Output every entry below exactly, without its pictures.

________________________________________

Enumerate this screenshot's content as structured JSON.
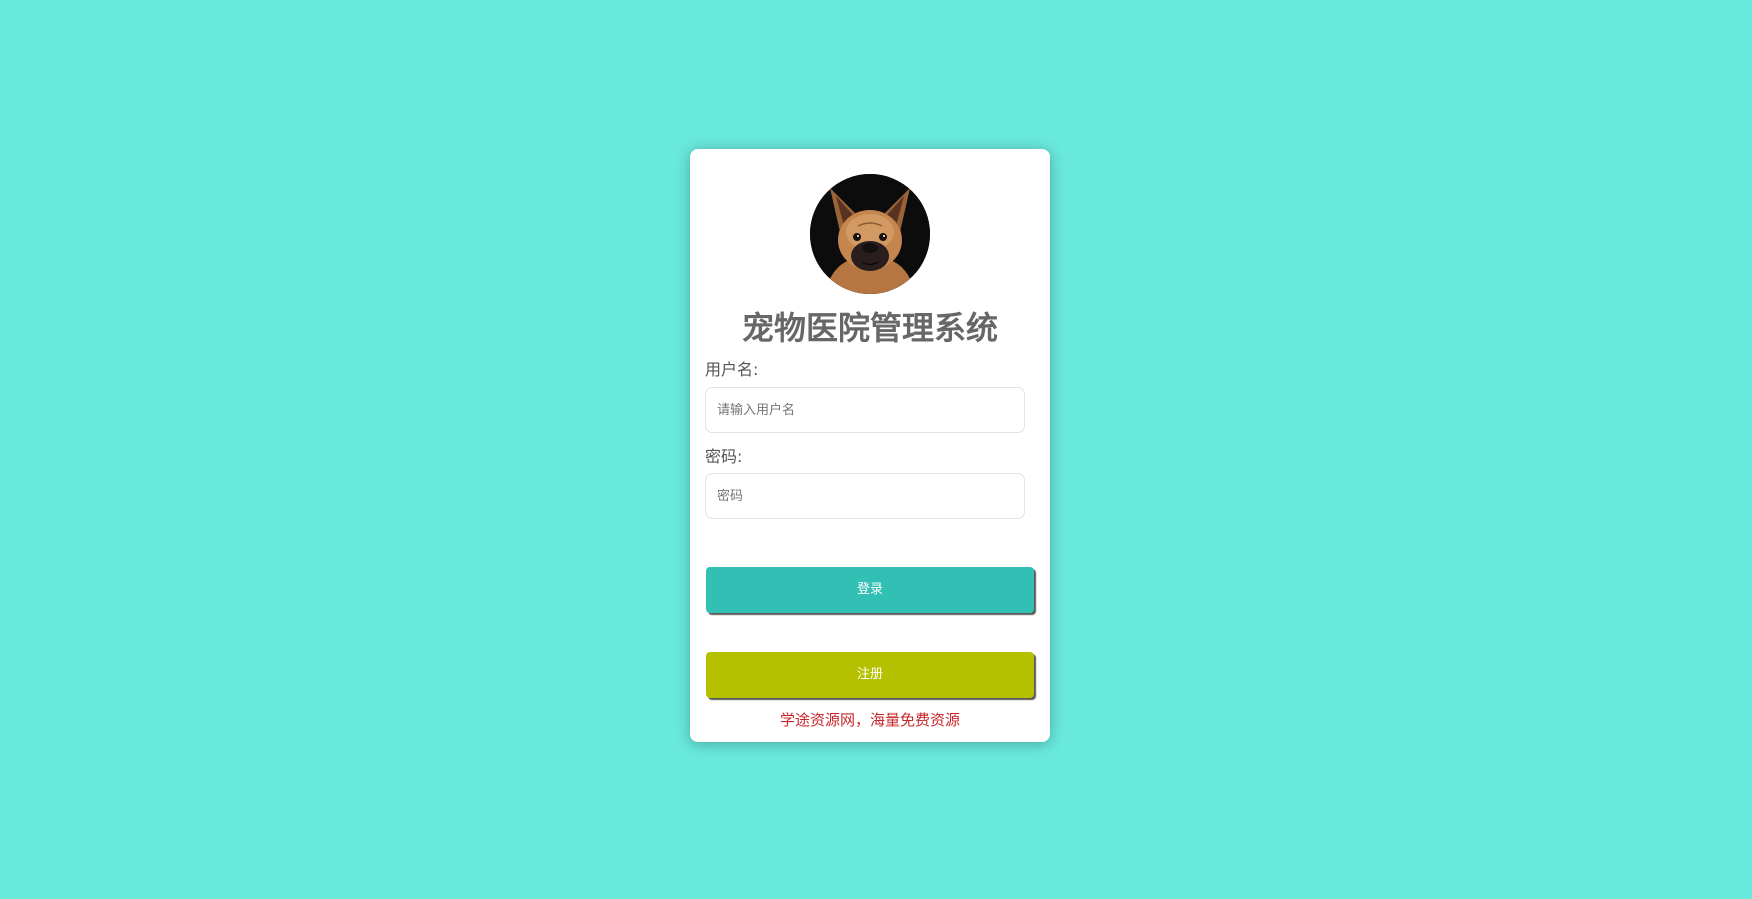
{
  "page": {
    "background_color": "#69e8dc"
  },
  "login_card": {
    "avatar": {
      "icon": "french-bulldog-photo"
    },
    "title": "宠物医院管理系统",
    "username_label": "用户名:",
    "username_placeholder": "请输入用户名",
    "password_label": "密码:",
    "password_placeholder": "密码",
    "login_button": {
      "label": "登录",
      "color": "#32bfb4"
    },
    "register_button": {
      "label": "注册",
      "color": "#b5c100"
    },
    "footer_note": {
      "text": "学途资源网，海量免费资源",
      "color": "#c8252a"
    }
  }
}
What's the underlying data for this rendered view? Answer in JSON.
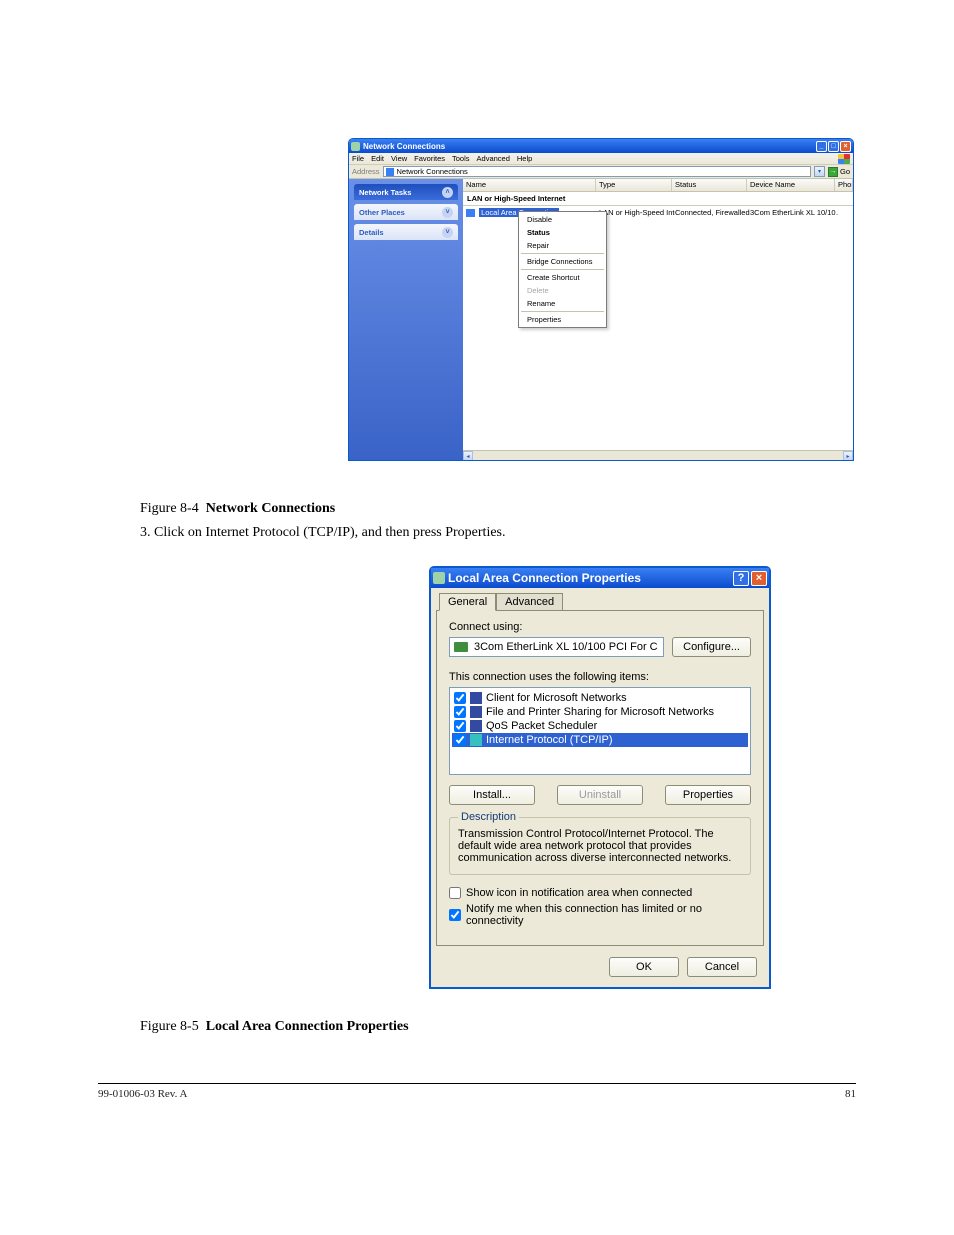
{
  "page": {
    "caption1_num": "Figure 8-4",
    "caption1_title": "Network Connections",
    "intro": "3. Click on Internet Protocol (TCP/IP), and then press Properties.",
    "caption2_num": "Figure 8-5",
    "caption2_title": "Local Area Connection Properties",
    "footer_left": "99-01006-03 Rev. A",
    "footer_right": "81"
  },
  "win1": {
    "title": "Network Connections",
    "menu": [
      "File",
      "Edit",
      "View",
      "Favorites",
      "Tools",
      "Advanced",
      "Help"
    ],
    "address_label": "Address",
    "address_value": "Network Connections",
    "go_label": "Go",
    "side": {
      "tasks": "Network Tasks",
      "other": "Other Places",
      "details": "Details"
    },
    "cols": {
      "name": "Name",
      "type": "Type",
      "status": "Status",
      "device": "Device Name",
      "phone": "Phone #"
    },
    "col_w": {
      "name": 133,
      "type": 76,
      "status": 75,
      "device": 88,
      "phone": 40
    },
    "group": "LAN or High-Speed Internet",
    "row": {
      "name": "Local Area Connection",
      "type": "LAN or High-Speed Inter…",
      "status": "Connected, Firewalled",
      "device": "3Com EtherLink XL 10/10…"
    },
    "ctx": {
      "disable": "Disable",
      "status": "Status",
      "repair": "Repair",
      "bridge": "Bridge Connections",
      "shortcut": "Create Shortcut",
      "delete": "Delete",
      "rename": "Rename",
      "properties": "Properties"
    }
  },
  "dlg": {
    "title": "Local Area Connection Properties",
    "tabs": {
      "general": "General",
      "advanced": "Advanced"
    },
    "connect_using": "Connect using:",
    "adapter": "3Com EtherLink XL 10/100 PCI For C",
    "configure": "Configure...",
    "uses": "This connection uses the following items:",
    "items": [
      "Client for Microsoft Networks",
      "File and Printer Sharing for Microsoft Networks",
      "QoS Packet Scheduler",
      "Internet Protocol (TCP/IP)"
    ],
    "install": "Install...",
    "uninstall": "Uninstall",
    "properties": "Properties",
    "desc_legend": "Description",
    "desc": "Transmission Control Protocol/Internet Protocol. The default wide area network protocol that provides communication across diverse interconnected networks.",
    "show_icon": "Show icon in notification area when connected",
    "notify": "Notify me when this connection has limited or no connectivity",
    "ok": "OK",
    "cancel": "Cancel"
  }
}
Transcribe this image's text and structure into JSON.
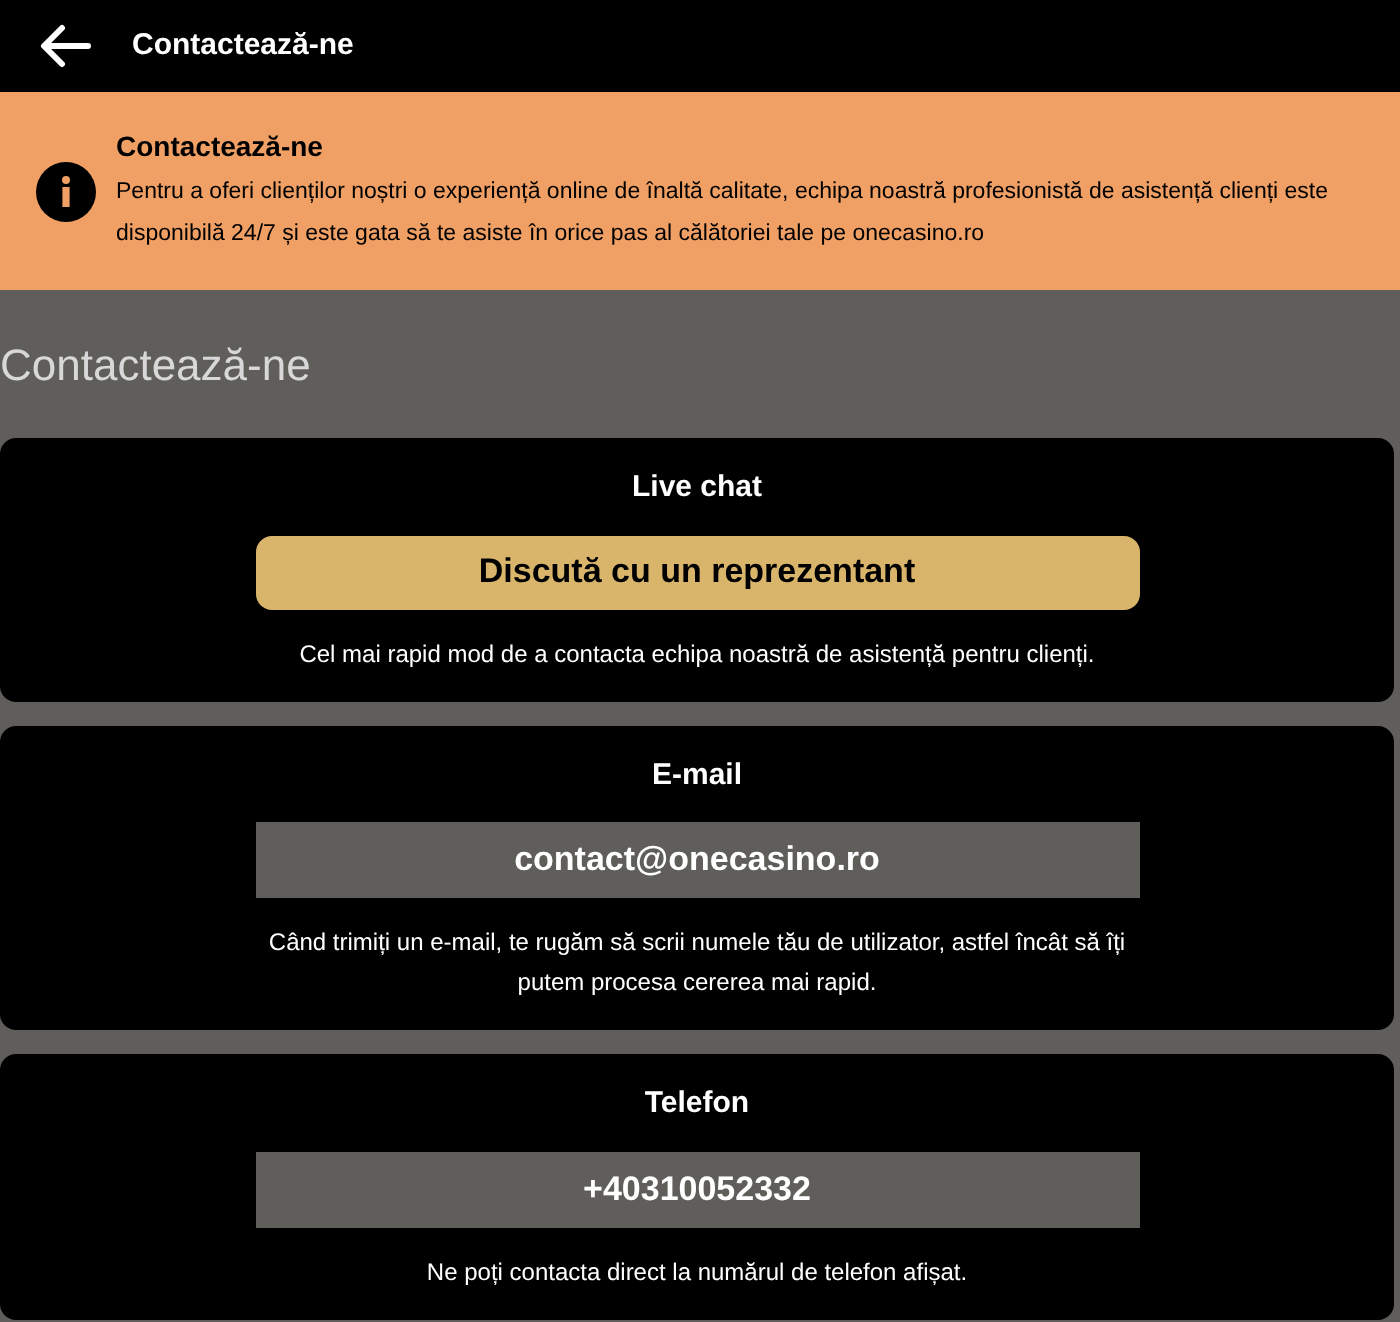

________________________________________

EXERCISE OUTPUT >>
Enumerate this screenshot's content as structured JSON.
{
  "page": {
    "background_color": "#69e8dc"
  },
  "login_card": {
    "avatar": {
      "icon": "french-bulldog-photo"
    },
    "title": "宠物医院管理系统",
    "username_label": "用户名:",
    "username_placeholder": "请输入用户名",
    "password_label": "密码:",
    "password_placeholder": "密码",
    "login_button": {
      "label": "登录",
      "color": "#32bfb4"
    },
    "register_button": {
      "label": "注册",
      "color": "#b5c100"
    },
    "footer_note": {
      "text": "学途资源网，海量免费资源",
      "color": "#c8252a"
    }
  }
}
What's the underlying data for this rendered view? Answer in JSON.
{
  "page": {
    "caption1_num": "Figure 8-4",
    "caption1_title": "Network Connections",
    "intro": "3. Click on Internet Protocol (TCP/IP), and then press Properties.",
    "caption2_num": "Figure 8-5",
    "caption2_title": "Local Area Connection Properties",
    "footer_left": "99-01006-03 Rev. A",
    "footer_right": "81"
  },
  "win1": {
    "title": "Network Connections",
    "menu": [
      "File",
      "Edit",
      "View",
      "Favorites",
      "Tools",
      "Advanced",
      "Help"
    ],
    "address_label": "Address",
    "address_value": "Network Connections",
    "go_label": "Go",
    "side": {
      "tasks": "Network Tasks",
      "other": "Other Places",
      "details": "Details"
    },
    "cols": {
      "name": "Name",
      "type": "Type",
      "status": "Status",
      "device": "Device Name",
      "phone": "Phone #"
    },
    "col_w": {
      "name": 133,
      "type": 76,
      "status": 75,
      "device": 88,
      "phone": 40
    },
    "group": "LAN or High-Speed Internet",
    "row": {
      "name": "Local Area Connection",
      "type": "LAN or High-Speed Inter…",
      "status": "Connected, Firewalled",
      "device": "3Com EtherLink XL 10/10…"
    },
    "ctx": {
      "disable": "Disable",
      "status": "Status",
      "repair": "Repair",
      "bridge": "Bridge Connections",
      "shortcut": "Create Shortcut",
      "delete": "Delete",
      "rename": "Rename",
      "properties": "Properties"
    }
  },
  "dlg": {
    "title": "Local Area Connection Properties",
    "tabs": {
      "general": "General",
      "advanced": "Advanced"
    },
    "connect_using": "Connect using:",
    "adapter": "3Com EtherLink XL 10/100 PCI For C",
    "configure": "Configure...",
    "uses": "This connection uses the following items:",
    "items": [
      "Client for Microsoft Networks",
      "File and Printer Sharing for Microsoft Networks",
      "QoS Packet Scheduler",
      "Internet Protocol (TCP/IP)"
    ],
    "install": "Install...",
    "uninstall": "Uninstall",
    "properties": "Properties",
    "desc_legend": "Description",
    "desc": "Transmission Control Protocol/Internet Protocol. The default wide area network protocol that provides communication across diverse interconnected networks.",
    "show_icon": "Show icon in notification area when connected",
    "notify": "Notify me when this connection has limited or no connectivity",
    "ok": "OK",
    "cancel": "Cancel"
  }
}
Transcribe this image's text and structure into JSON.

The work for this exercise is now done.